With BBSRC project grant and studentship support, we are now investigating how protein structure helps to define substrate specificity in both ascorbate peroxidase and cytochrome c peroxidase.
Covalent Heme Formation in Peroxidases (supported by The Wellcome Trust)
Heme peroxidases from mammalian sources (e.g. human) are distinguished from their plant and fungal counterparts by virtue of a covalently bound heme group. Figure 3 asks 'What is the mechanism of these covalent links in mammalian heme peroxideses?' This is instead of the more usual iron protoporphyrin IX group.
With funding from The Wellcome Trust, we are interested in examining how formation of these covalent links occurs. To do this, we use HPLC and mass spectrometry together with protein engineering, kinetics and X-ray crystallography. We have recently shown that autocatalytic formation of covalently-linked heme is possible in ascorbate peroxidase by placement of a methionine residue close to the heme.3 We are currently examining the mechanism of formation of this link.

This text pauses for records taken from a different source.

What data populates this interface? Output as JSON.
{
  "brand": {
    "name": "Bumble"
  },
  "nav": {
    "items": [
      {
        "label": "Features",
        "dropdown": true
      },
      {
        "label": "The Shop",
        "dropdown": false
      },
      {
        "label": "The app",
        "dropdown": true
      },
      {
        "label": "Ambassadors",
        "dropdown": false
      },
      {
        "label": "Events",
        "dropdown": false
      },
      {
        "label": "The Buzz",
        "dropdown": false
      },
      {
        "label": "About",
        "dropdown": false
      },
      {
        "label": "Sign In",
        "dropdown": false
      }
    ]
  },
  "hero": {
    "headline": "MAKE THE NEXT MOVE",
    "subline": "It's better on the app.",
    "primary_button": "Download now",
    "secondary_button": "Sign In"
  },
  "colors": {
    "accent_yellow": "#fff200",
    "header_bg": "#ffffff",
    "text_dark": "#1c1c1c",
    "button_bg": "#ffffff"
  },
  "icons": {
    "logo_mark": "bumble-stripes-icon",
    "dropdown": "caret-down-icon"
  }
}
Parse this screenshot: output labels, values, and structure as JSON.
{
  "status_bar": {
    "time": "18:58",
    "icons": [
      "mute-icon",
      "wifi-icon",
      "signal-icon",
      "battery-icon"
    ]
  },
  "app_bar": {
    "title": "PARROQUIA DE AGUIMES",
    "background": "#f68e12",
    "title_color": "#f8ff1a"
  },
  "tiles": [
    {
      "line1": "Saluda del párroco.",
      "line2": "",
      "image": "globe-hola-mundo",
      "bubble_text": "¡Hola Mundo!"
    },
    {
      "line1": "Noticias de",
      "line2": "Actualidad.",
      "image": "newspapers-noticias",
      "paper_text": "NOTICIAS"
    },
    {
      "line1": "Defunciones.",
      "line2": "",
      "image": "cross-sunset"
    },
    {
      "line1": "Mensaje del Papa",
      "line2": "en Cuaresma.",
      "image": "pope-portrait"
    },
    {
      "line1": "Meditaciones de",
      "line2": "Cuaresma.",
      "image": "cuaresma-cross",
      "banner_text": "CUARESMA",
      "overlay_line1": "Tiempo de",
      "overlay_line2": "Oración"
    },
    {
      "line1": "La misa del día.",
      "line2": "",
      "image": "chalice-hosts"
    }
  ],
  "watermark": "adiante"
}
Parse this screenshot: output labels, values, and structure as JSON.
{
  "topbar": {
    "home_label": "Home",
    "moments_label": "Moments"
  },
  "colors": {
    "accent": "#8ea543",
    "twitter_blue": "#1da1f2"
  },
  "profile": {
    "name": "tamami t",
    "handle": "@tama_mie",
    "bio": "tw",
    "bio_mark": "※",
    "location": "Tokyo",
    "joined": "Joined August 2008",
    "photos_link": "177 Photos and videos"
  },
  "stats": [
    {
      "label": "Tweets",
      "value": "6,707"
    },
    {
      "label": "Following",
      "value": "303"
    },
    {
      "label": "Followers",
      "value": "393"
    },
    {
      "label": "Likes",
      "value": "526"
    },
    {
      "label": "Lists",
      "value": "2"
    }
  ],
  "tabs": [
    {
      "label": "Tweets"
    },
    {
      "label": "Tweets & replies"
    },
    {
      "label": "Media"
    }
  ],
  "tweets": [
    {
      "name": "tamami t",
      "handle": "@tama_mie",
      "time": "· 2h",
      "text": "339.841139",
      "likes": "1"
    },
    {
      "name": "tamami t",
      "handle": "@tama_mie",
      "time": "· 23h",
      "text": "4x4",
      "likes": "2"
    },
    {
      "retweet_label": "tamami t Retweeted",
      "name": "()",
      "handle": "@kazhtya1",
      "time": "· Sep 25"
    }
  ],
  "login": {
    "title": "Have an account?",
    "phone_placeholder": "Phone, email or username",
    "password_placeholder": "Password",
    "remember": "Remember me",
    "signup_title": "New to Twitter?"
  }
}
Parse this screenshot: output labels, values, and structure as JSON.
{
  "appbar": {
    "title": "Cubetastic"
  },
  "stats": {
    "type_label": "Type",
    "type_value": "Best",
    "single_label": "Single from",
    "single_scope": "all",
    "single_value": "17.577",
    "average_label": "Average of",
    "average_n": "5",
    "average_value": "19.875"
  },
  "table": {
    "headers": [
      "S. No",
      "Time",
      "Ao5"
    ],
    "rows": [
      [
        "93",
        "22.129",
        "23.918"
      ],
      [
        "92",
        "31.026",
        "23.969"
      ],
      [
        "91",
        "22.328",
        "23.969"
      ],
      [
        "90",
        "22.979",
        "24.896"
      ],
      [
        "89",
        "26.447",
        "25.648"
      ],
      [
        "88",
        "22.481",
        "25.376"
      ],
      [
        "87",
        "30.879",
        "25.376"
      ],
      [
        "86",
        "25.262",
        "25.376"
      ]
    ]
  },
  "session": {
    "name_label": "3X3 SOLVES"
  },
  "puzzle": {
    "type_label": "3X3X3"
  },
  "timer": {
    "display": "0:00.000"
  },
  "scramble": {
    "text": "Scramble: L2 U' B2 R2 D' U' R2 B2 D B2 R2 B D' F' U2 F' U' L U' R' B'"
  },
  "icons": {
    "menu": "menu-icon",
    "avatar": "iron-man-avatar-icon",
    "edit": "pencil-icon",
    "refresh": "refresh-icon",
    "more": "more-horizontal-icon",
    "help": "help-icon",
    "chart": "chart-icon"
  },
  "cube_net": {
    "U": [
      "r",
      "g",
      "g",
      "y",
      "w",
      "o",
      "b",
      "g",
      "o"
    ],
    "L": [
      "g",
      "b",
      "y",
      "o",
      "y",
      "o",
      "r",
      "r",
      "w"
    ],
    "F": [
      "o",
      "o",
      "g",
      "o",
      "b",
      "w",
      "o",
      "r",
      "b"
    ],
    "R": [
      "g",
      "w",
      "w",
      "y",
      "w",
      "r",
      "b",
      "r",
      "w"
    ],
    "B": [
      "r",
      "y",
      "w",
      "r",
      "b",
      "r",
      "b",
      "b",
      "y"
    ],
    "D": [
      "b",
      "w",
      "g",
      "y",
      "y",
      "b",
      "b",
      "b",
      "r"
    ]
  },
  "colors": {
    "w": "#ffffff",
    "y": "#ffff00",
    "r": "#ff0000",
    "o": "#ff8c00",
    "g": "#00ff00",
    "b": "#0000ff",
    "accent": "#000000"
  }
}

We have also shown that radical formation at other positions in ascorbate peroxidase can, under certain conditions, lead to the formation of covalent heme-protein links through mechanisms that are analogous to those used in related heme enzymes.4 Collectively, this suggests that the strategic positioning of a suitable residue within a catalytically competent protein architecture is sufficient for heme cross-linking to occur. This provides a new slant on the way we think about these covalently-modified enzymes because it suggests that some proteins may need to be posed in an environment that specifically 'switches off' these radical processes.
The experimental approach adopted in our laboratory requires a multidisciplinary approach that includes chemical, biochemical, mechanistic, redox, spectroscopic and structural techniques. Much of this work is done within the Raven laboratory and with other groups at Leicester, for example with Professor Peter Moody, Biochemistry and with the Protein and Nucleic Acid Chemistry Laboratory, but we also collaborate within the UK and abroad with structural biologists, spectroscopists and other protein chemists.
As a member of the Raven group, you can expect to be exposed to a number of different chemical, biochemical and molecular biological techniques and to interact with other scientists from other disciplines at a local, national and international level.